Using Borax at home
Borax and other borates are derived from a naturally occurring mineral called sodium tetraborate decahydrate. Boric acid, which is labeled as a pesticide, is created when Borax is further processed with an acid, such as hydrochloric or sulfuric acid.
You may have heard of 20 Mule Team Borax, a detergent booster and multi-purpose household cleaner, which has been around for more than a century. Much more recently, Borax's popularity has reignited as an activator for tweens who are obsessed with making slime.
Borax is also used for killing fleas, making them severely dehydrated when they come in contact with the substance. Borax powder can be sprinkled on carpets and other surfaces for six hours to two days to kill fleas and their larva. It is then vacuumed up and disposed of.
Similarly, Borax is used for killing ants. It's usually mixed with sugar to appeal to ants' taste buds for solid bait or with honey or maple syrup to make a paste that can be spread along ant trails in your house.
Borax isn't just toxic to insects. It can be harmful to both people and pets. The American Borate Company's Safety Data Sheet on the substance says that "Animal ingestion studies in several species, at high doses, indicate that borates cause reproductive and developmental effects." It also warns that Borax is a mild throat and lung irritant if inhaled and is a serious eye irritant in humans. Borax can be absorbed through broken skin.
Less than 5 grams can kill a pet or child, according to Dr. Angela Damant, D.V.M. The estimated lethal dose for humans is 15 to 20 grams.
Because cats are far smaller than humans and spend most of their time on the ground, near where Borax might be used for pest control, they are particularly susceptible to ingesting or breathing in Borax. Within two hours of contact, your cat may vomit, have diarrhea, stomach pain, or excessive thirst. She may cough or have respiratory problems if she has breathed it in. You may notice redness around the eyes, ears or nose as Borax can irritate these tissues. Ingestion of large amounts of Borax can cause renal failure.
If your cat gets sick
If your cat is experiencing these symptoms and you have used Borax to kill insects or for other uses around the house, suspect Borax poisoning. If you know your cat has ingested it, immediately take her to the veterinary clinic where she may get IV fluids to minimize the risk of kidney damage.

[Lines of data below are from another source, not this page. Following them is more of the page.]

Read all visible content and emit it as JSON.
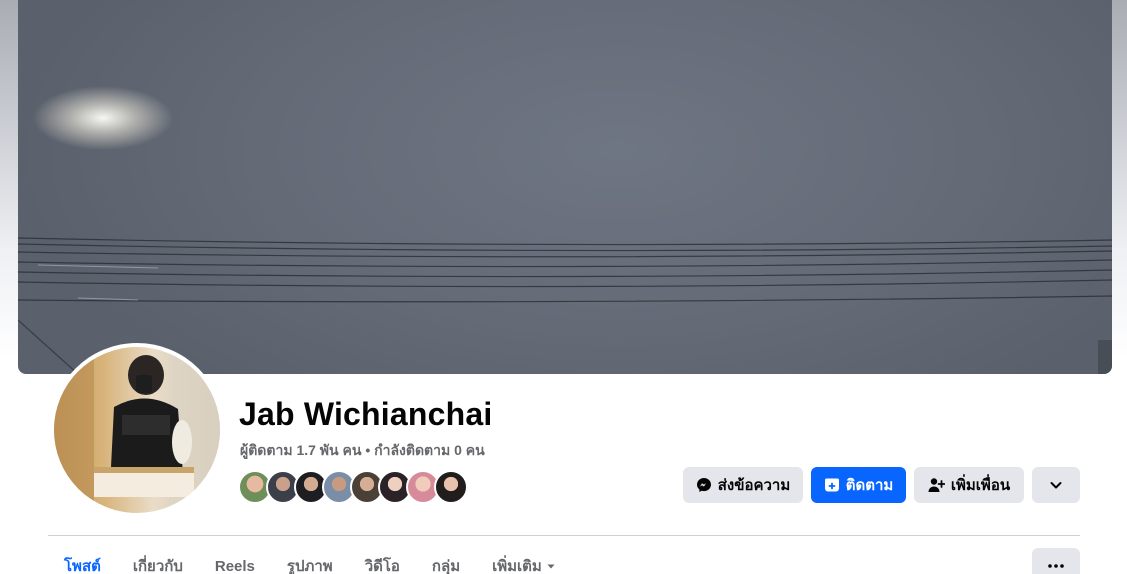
{
  "profile": {
    "name": "Jab Wichianchai",
    "stats": "ผู้ติดตาม 1.7 พัน คน • กำลังติดตาม 0 คน"
  },
  "actions": {
    "message_label": "ส่งข้อความ",
    "follow_label": "ติดตาม",
    "add_friend_label": "เพิ่มเพื่อน"
  },
  "tabs": [
    {
      "label": "โพสต์",
      "active": true
    },
    {
      "label": "เกี่ยวกับ"
    },
    {
      "label": "Reels"
    },
    {
      "label": "รูปภาพ"
    },
    {
      "label": "วิดีโอ"
    },
    {
      "label": "กลุ่ม"
    },
    {
      "label": "เพิ่มเติม"
    }
  ],
  "colors": {
    "accent": "#0866ff",
    "button_bg": "#e4e6eb",
    "secondary_text": "#65676b"
  },
  "icons": {
    "message": "messenger-icon",
    "follow": "follow-icon",
    "add_friend": "add-friend-icon",
    "dropdown": "chevron-down-icon",
    "more": "more-dots-icon",
    "tab_more": "caret-down-icon"
  }
}
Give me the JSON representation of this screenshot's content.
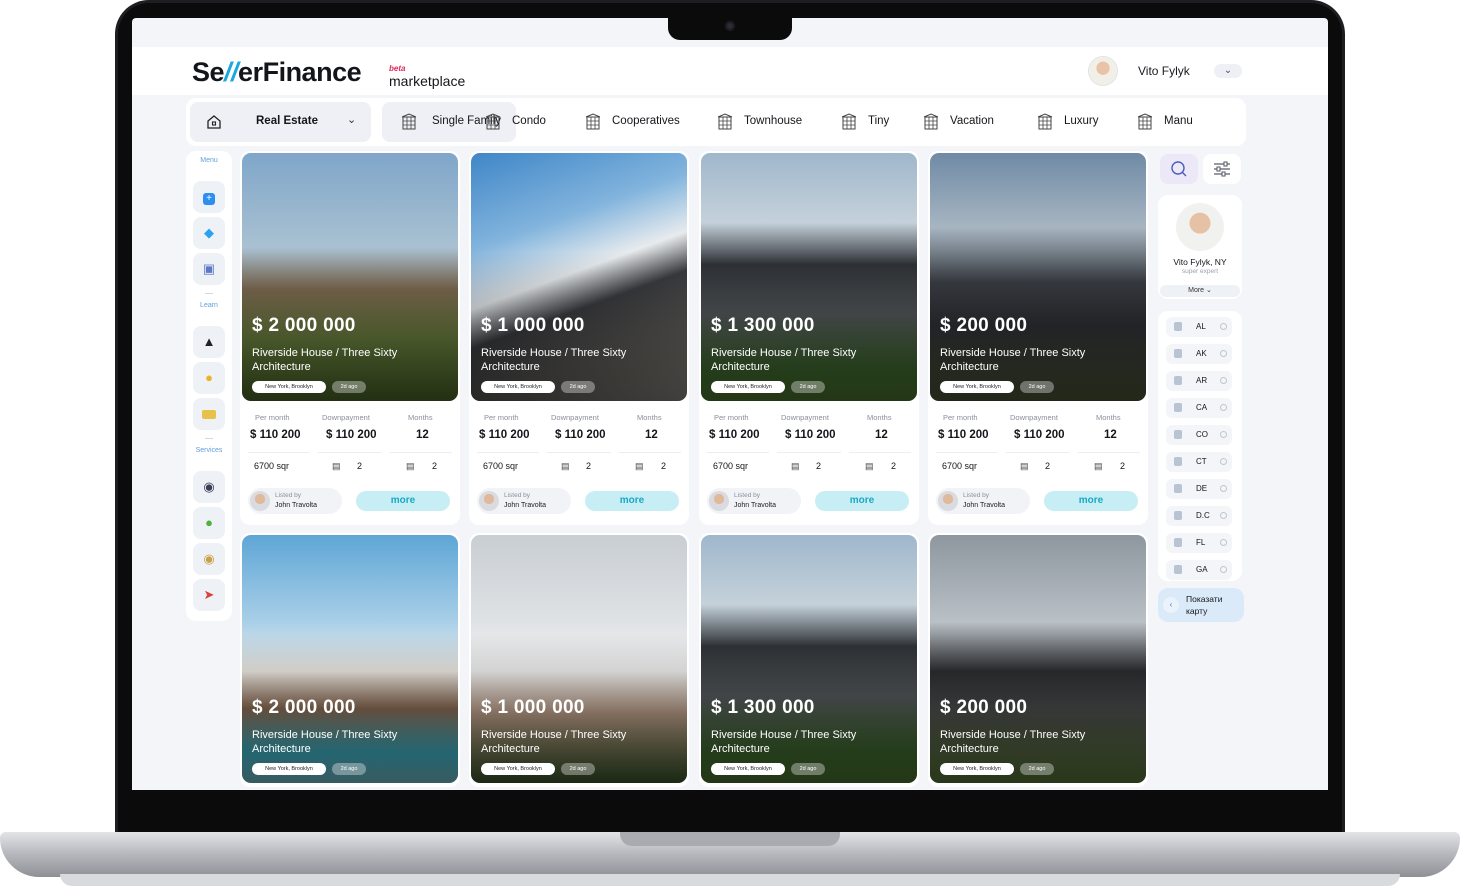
{
  "header": {
    "logo_left": "Se",
    "logo_slashes": "//",
    "logo_right": "erFinance",
    "logo_beta": "beta",
    "logo_marketplace": "marketplace",
    "user_name": "Vito Fylyk"
  },
  "categories": {
    "main_label": "Real Estate",
    "items": [
      {
        "label": "Single Family",
        "icon": "building-icon",
        "active": true
      },
      {
        "label": "Condo",
        "icon": "condo-icon"
      },
      {
        "label": "Cooperatives",
        "icon": "cooperatives-icon"
      },
      {
        "label": "Townhouse",
        "icon": "townhouse-icon"
      },
      {
        "label": "Tiny",
        "icon": "tiny-house-icon"
      },
      {
        "label": "Vacation",
        "icon": "vacation-icon"
      },
      {
        "label": "Luxury",
        "icon": "luxury-icon"
      },
      {
        "label": "Manu",
        "icon": "manufactured-icon"
      }
    ]
  },
  "left_menu": {
    "menu_title": "Menu",
    "learn_title": "Learn",
    "services_title": "Services",
    "menu_icons": [
      "plus-icon",
      "diamond-icon",
      "mailbox-icon"
    ],
    "learn_icons": [
      "graduation-cap-icon",
      "handshake-icon",
      "credit-card-icon"
    ],
    "services_icons": [
      "officer-icon",
      "apple-icon",
      "money-bag-icon",
      "rocket-icon"
    ]
  },
  "listings": [
    {
      "price": "$ 2 000 000",
      "title": "Riverside House / Three Sixty Architecture",
      "location": "New York, Brooklyn",
      "age": "2d ago",
      "per_month_label": "Per month",
      "per_month": "$ 110 200",
      "down_label": "Downpayment",
      "down": "$ 110 200",
      "months_label": "Months",
      "months": "12",
      "area": "6700 sqr",
      "beds": "2",
      "baths": "2",
      "listed_by_label": "Listed by",
      "lister": "John Travolta",
      "more_label": "more"
    },
    {
      "price": "$ 1 000 000",
      "title": "Riverside House / Three Sixty Architecture",
      "location": "New York, Brooklyn",
      "age": "2d ago",
      "per_month_label": "Per month",
      "per_month": "$ 110 200",
      "down_label": "Downpayment",
      "down": "$ 110 200",
      "months_label": "Months",
      "months": "12",
      "area": "6700 sqr",
      "beds": "2",
      "baths": "2",
      "listed_by_label": "Listed by",
      "lister": "John Travolta",
      "more_label": "more"
    },
    {
      "price": "$ 1 300 000",
      "title": "Riverside House / Three Sixty Architecture",
      "location": "New York, Brooklyn",
      "age": "2d ago",
      "per_month_label": "Per month",
      "per_month": "$ 110 200",
      "down_label": "Downpayment",
      "down": "$ 110 200",
      "months_label": "Months",
      "months": "12",
      "area": "6700 sqr",
      "beds": "2",
      "baths": "2",
      "listed_by_label": "Listed by",
      "lister": "John Travolta",
      "more_label": "more"
    },
    {
      "price": "$ 200 000",
      "title": "Riverside House / Three Sixty Architecture",
      "location": "New York, Brooklyn",
      "age": "2d ago",
      "per_month_label": "Per month",
      "per_month": "$ 110 200",
      "down_label": "Downpayment",
      "down": "$ 110 200",
      "months_label": "Months",
      "months": "12",
      "area": "6700 sqr",
      "beds": "2",
      "baths": "2",
      "listed_by_label": "Listed by",
      "lister": "John Travolta",
      "more_label": "more"
    },
    {
      "price": "$ 2 000 000",
      "title": "Riverside House / Three Sixty Architecture",
      "location": "New York, Brooklyn",
      "age": "2d ago"
    },
    {
      "price": "$ 1 000 000",
      "title": "Riverside House / Three Sixty Architecture",
      "location": "New York, Brooklyn",
      "age": "2d ago"
    },
    {
      "price": "$ 1 300 000",
      "title": "Riverside House / Three Sixty Architecture",
      "location": "New York, Brooklyn",
      "age": "2d ago"
    },
    {
      "price": "$ 200 000",
      "title": "Riverside House / Three Sixty Architecture",
      "location": "New York, Brooklyn",
      "age": "2d ago"
    }
  ],
  "right_panel": {
    "profile_name": "Vito Fylyk, NY",
    "profile_role": "super expert",
    "more_label": "More",
    "states": [
      "AL",
      "AK",
      "AR",
      "CA",
      "CO",
      "CT",
      "DE",
      "D.C",
      "FL",
      "GA"
    ],
    "map_label": "Показати карту"
  },
  "colors": {
    "accent_blue": "#1aa8e0",
    "beta_red": "#e2285a",
    "more_button": "#c7eef4"
  }
}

Wash her with mild soap and water if it is on her face, fur, or paws, then monitor her for any signs of ingestion. Thoroughly vacuum carpets and wash floors to remove all traces of the substance.
If you use Borax for the laundry or other household purposes, consider putting it in a jar or sealed container rather than keeping it in a box that can be spilled by a curious kitty.
Think twice about using Borax to kill bugs in your house. If you do use it, do not let either pets or children into the area where it has been spread. Vacuum it up thoroughly or wipe it off walls or floors before allowing your cat back into that area of the house. Never use Borax directly on your cat to kill fleas.
Always check with your veterinarian before changing your pet’s diet, medication, or physical activity routines. This information is not a substitute for a vet’s opinion.